This is the most basic of methods, but many, many people use it because of it’s simplicity. This simplicity allows for maximum flexibility as you can tailor it to your needs. I have adapted this one for my needs and is what I built my favourite method from (please see number one). It’s as simple as it sounds, take things chapter-by-chapter or act-by-act, and write an outline for each section. You should bullet point the main conflict of each section, what the characters are doing, where they are, how much description you’re going to use, and basic notes to yourself that you might find helpful when writing. For example, I always write a paragraph about the tone and emotion I want to convey in each chapter, because I’m aiming for an emotionally engaging story. This is full-on and makes you plan the whole story before writing it. It allows for minimum creative freedom when writing and can drive you crazy when you’re obsessing over word choice, grammar, and style during your first draft.As a side note, you can do this backwards if you like. You start with the ending and outline each chapter starting from the end and working to the beginning. This can be really helpful as motivation, but also to create a goaled and aimed story, which is important to keep readers engaged. It’s also quite an interesting way to figure out the beginning of your story, as you’re less likely to start too early, a problem we’ll explore in a later blog.
4.) Tentpole Plotting
This one is kind of obvious, but it’s not something you think about straight away as being a plotting technique. When thinking about your story in your head, try thinking about the character’s main goals and objectives. Sarah discovers a time-travelling device, Sarah goes back in time to 1847, she loses the device, Sarah learns of the key that could take her back to her own time, she starts her journey to find the key, defeats [cue evil monster/villain name], Sarah goes home. These story points are your tent poles, and everything in-between, the narrative space, is a mystery. This is good for those of you wanting something between planning and pantsing. It allows you to use a basic story structure, have aims and a plan, but also allows for creative freedom in how your character’s meet said goals. The only downside to using this method is that it can sometimes be hard sticking to those goals when you don’t always know how the characters gets there.
This one is for those of you into pretty colour schemes, detailed notes, have a major scatterbrain, and are not that into planning. This is where you use simple, or complex, mindmaps to record your thoughts. You can do this any way you wish, but here’s a great example of a simple structure.
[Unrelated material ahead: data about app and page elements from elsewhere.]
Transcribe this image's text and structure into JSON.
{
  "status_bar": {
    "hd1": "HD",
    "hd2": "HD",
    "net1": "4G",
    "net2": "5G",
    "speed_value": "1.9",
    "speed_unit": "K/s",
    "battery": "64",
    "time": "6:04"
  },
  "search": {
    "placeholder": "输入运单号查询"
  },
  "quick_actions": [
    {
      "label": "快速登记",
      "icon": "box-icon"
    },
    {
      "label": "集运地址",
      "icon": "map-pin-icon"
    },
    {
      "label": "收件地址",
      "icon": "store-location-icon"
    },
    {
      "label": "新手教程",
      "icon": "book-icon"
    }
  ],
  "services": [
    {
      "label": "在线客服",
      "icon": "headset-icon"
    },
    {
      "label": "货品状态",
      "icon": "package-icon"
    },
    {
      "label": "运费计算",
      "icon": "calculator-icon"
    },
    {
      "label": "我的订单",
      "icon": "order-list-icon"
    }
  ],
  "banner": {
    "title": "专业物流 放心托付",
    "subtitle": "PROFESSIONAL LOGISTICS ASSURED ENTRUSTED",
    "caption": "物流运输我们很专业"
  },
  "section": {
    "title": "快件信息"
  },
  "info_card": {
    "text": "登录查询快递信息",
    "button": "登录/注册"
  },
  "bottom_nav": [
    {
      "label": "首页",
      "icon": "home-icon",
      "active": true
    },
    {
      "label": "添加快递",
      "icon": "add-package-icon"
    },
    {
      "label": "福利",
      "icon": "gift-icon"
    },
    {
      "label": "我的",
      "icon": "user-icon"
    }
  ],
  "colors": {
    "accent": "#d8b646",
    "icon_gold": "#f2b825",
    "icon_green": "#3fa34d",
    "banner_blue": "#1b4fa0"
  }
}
This technique is more useful for smaller stories, but you could extend it into bigger stories if you used a really large piece of paper or created multiple maps. It could also be useful to record your ideas before planning, or to jot down your ideas before going ahead and writing the story. Whatever way you choose is fine. This allows for full creative freedom, but still recording your thoughts. You can add to it as you go and delete and update things as you discover your story in greater depth when writing it.
I have discussed various plotting methods, but there are so many more, feel free to Google ‘story plotting methods’ and they’ll all pop up. This is one of the easier things to research, so I recommend doing so. I have tried and tested the methods above and most enjoy My Personal Favourite (obviously) and the Tentpole Method.